━━━ LISTED RECORDS ━━━

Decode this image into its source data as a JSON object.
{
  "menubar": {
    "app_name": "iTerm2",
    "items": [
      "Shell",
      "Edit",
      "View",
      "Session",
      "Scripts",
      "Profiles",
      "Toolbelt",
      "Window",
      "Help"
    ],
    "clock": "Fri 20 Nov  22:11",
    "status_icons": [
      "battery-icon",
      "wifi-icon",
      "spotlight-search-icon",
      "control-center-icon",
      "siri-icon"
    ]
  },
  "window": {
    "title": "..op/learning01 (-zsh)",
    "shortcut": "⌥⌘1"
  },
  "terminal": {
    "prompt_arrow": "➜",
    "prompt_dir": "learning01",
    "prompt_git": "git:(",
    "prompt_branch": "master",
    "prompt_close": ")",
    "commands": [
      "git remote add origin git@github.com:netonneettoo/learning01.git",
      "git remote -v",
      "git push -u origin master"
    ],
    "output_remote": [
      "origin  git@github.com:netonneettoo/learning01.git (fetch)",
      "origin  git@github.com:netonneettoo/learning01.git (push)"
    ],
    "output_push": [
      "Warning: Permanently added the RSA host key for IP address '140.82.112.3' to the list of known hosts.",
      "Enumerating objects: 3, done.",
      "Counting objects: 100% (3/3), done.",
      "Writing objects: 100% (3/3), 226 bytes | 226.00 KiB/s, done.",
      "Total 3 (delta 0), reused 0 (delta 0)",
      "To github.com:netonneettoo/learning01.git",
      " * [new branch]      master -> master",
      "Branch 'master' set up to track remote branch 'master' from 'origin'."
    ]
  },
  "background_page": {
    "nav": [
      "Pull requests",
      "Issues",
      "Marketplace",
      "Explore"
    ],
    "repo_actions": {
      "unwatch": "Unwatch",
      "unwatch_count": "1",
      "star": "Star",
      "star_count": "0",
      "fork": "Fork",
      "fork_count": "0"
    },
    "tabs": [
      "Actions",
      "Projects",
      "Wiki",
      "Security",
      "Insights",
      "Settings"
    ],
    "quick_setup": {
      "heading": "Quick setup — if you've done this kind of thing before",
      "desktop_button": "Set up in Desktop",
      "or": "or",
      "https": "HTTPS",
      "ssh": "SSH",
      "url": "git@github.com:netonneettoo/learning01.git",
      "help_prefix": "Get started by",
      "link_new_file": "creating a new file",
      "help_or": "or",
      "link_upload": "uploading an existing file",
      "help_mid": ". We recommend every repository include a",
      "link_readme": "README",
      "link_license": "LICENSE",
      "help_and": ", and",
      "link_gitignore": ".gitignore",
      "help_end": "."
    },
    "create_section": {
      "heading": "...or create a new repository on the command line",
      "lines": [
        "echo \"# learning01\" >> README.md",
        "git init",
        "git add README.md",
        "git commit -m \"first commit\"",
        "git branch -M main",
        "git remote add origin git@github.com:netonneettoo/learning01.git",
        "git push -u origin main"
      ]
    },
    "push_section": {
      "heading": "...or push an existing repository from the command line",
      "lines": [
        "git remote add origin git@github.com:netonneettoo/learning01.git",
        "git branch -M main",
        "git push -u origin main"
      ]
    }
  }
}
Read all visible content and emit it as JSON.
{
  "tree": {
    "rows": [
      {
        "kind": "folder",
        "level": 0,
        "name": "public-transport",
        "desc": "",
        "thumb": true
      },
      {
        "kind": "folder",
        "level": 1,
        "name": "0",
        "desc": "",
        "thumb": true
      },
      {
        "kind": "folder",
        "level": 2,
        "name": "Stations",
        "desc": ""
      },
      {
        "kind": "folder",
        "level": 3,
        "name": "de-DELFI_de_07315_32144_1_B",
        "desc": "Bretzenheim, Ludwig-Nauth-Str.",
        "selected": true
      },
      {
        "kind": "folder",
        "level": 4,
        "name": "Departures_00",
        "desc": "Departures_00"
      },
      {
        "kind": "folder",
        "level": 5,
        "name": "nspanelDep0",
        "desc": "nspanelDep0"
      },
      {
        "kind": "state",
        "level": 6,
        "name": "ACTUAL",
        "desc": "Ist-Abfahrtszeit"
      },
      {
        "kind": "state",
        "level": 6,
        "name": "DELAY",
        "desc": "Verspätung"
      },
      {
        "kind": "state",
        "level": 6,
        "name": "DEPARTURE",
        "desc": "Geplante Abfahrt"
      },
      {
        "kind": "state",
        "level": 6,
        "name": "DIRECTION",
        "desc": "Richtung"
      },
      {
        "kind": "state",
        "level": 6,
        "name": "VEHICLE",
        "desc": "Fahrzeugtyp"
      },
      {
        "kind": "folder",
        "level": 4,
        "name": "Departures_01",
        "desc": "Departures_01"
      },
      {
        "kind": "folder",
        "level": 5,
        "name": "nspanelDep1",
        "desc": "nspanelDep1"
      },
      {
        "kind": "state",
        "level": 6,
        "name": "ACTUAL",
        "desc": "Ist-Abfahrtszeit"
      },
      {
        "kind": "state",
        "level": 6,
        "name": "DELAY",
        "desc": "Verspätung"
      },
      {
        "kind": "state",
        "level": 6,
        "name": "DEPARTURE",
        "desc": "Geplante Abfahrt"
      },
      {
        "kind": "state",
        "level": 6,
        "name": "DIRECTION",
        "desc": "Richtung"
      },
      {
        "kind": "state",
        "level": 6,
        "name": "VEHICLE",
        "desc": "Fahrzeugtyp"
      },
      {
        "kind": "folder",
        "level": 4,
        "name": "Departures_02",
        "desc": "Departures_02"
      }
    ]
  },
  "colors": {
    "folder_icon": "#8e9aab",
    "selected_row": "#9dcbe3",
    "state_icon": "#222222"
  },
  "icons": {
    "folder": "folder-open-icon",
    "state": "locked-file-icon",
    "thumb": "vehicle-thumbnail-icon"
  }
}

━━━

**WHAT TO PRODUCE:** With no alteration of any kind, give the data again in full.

**EXPECTED OUTPUT:**
Decode this image into its source data as a JSON object.
{
  "menubar": {
    "app_name": "iTerm2",
    "items": [
      "Shell",
      "Edit",
      "View",
      "Session",
      "Scripts",
      "Profiles",
      "Toolbelt",
      "Window",
      "Help"
    ],
    "clock": "Fri 20 Nov  22:11",
    "status_icons": [
      "battery-icon",
      "wifi-icon",
      "spotlight-search-icon",
      "control-center-icon",
      "siri-icon"
    ]
  },
  "window": {
    "title": "..op/learning01 (-zsh)",
    "shortcut": "⌥⌘1"
  },
  "terminal": {
    "prompt_arrow": "➜",
    "prompt_dir": "learning01",
    "prompt_git": "git:(",
    "prompt_branch": "master",
    "prompt_close": ")",
    "commands": [
      "git remote add origin git@github.com:netonneettoo/learning01.git",
      "git remote -v",
      "git push -u origin master"
    ],
    "output_remote": [
      "origin  git@github.com:netonneettoo/learning01.git (fetch)",
      "origin  git@github.com:netonneettoo/learning01.git (push)"
    ],
    "output_push": [
      "Warning: Permanently added the RSA host key for IP address '140.82.112.3' to the list of known hosts.",
      "Enumerating objects: 3, done.",
      "Counting objects: 100% (3/3), done.",
      "Writing objects: 100% (3/3), 226 bytes | 226.00 KiB/s, done.",
      "Total 3 (delta 0), reused 0 (delta 0)",
      "To github.com:netonneettoo/learning01.git",
      " * [new branch]      master -> master",
      "Branch 'master' set up to track remote branch 'master' from 'origin'."
    ]
  },
  "background_page": {
    "nav": [
      "Pull requests",
      "Issues",
      "Marketplace",
      "Explore"
    ],
    "repo_actions": {
      "unwatch": "Unwatch",
      "unwatch_count": "1",
      "star": "Star",
      "star_count": "0",
      "fork": "Fork",
      "fork_count": "0"
    },
    "tabs": [
      "Actions",
      "Projects",
      "Wiki",
      "Security",
      "Insights",
      "Settings"
    ],
    "quick_setup": {
      "heading": "Quick setup — if you've done this kind of thing before",
      "desktop_button": "Set up in Desktop",
      "or": "or",
      "https": "HTTPS",
      "ssh": "SSH",
      "url": "git@github.com:netonneettoo/learning01.git",
      "help_prefix": "Get started by",
      "link_new_file": "creating a new file",
      "help_or": "or",
      "link_upload": "uploading an existing file",
      "help_mid": ". We recommend every repository include a",
      "link_readme": "README",
      "link_license": "LICENSE",
      "help_and": ", and",
      "link_gitignore": ".gitignore",
      "help_end": "."
    },
    "create_section": {
      "heading": "...or create a new repository on the command line",
      "lines": [
        "echo \"# learning01\" >> README.md",
        "git init",
        "git add README.md",
        "git commit -m \"first commit\"",
        "git branch -M main",
        "git remote add origin git@github.com:netonneettoo/learning01.git",
        "git push -u origin main"
      ]
    },
    "push_section": {
      "heading": "...or push an existing repository from the command line",
      "lines": [
        "git remote add origin git@github.com:netonneettoo/learning01.git",
        "git branch -M main",
        "git push -u origin main"
      ]
    }
  }
}
Read all visible content and emit it as JSON.
{
  "tree": {
    "rows": [
      {
        "kind": "folder",
        "level": 0,
        "name": "public-transport",
        "desc": "",
        "thumb": true
      },
      {
        "kind": "folder",
        "level": 1,
        "name": "0",
        "desc": "",
        "thumb": true
      },
      {
        "kind": "folder",
        "level": 2,
        "name": "Stations",
        "desc": ""
      },
      {
        "kind": "folder",
        "level": 3,
        "name": "de-DELFI_de_07315_32144_1_B",
        "desc": "Bretzenheim, Ludwig-Nauth-Str.",
        "selected": true
      },
      {
        "kind": "folder",
        "level": 4,
        "name": "Departures_00",
        "desc": "Departures_00"
      },
      {
        "kind": "folder",
        "level": 5,
        "name": "nspanelDep0",
        "desc": "nspanelDep0"
      },
      {
        "kind": "state",
        "level": 6,
        "name": "ACTUAL",
        "desc": "Ist-Abfahrtszeit"
      },
      {
        "kind": "state",
        "level": 6,
        "name": "DELAY",
        "desc": "Verspätung"
      },
      {
        "kind": "state",
        "level": 6,
        "name": "DEPARTURE",
        "desc": "Geplante Abfahrt"
      },
      {
        "kind": "state",
        "level": 6,
        "name": "DIRECTION",
        "desc": "Richtung"
      },
      {
        "kind": "state",
        "level": 6,
        "name": "VEHICLE",
        "desc": "Fahrzeugtyp"
      },
      {
        "kind": "folder",
        "level": 4,
        "name": "Departures_01",
        "desc": "Departures_01"
      },
      {
        "kind": "folder",
        "level": 5,
        "name": "nspanelDep1",
        "desc": "nspanelDep1"
      },
      {
        "kind": "state",
        "level": 6,
        "name": "ACTUAL",
        "desc": "Ist-Abfahrtszeit"
      },
      {
        "kind": "state",
        "level": 6,
        "name": "DELAY",
        "desc": "Verspätung"
      },
      {
        "kind": "state",
        "level": 6,
        "name": "DEPARTURE",
        "desc": "Geplante Abfahrt"
      },
      {
        "kind": "state",
        "level": 6,
        "name": "DIRECTION",
        "desc": "Richtung"
      },
      {
        "kind": "state",
        "level": 6,
        "name": "VEHICLE",
        "desc": "Fahrzeugtyp"
      },
      {
        "kind": "folder",
        "level": 4,
        "name": "Departures_02",
        "desc": "Departures_02"
      }
    ]
  },
  "colors": {
    "folder_icon": "#8e9aab",
    "selected_row": "#9dcbe3",
    "state_icon": "#222222"
  },
  "icons": {
    "folder": "folder-open-icon",
    "state": "locked-file-icon",
    "thumb": "vehicle-thumbnail-icon"
  }
}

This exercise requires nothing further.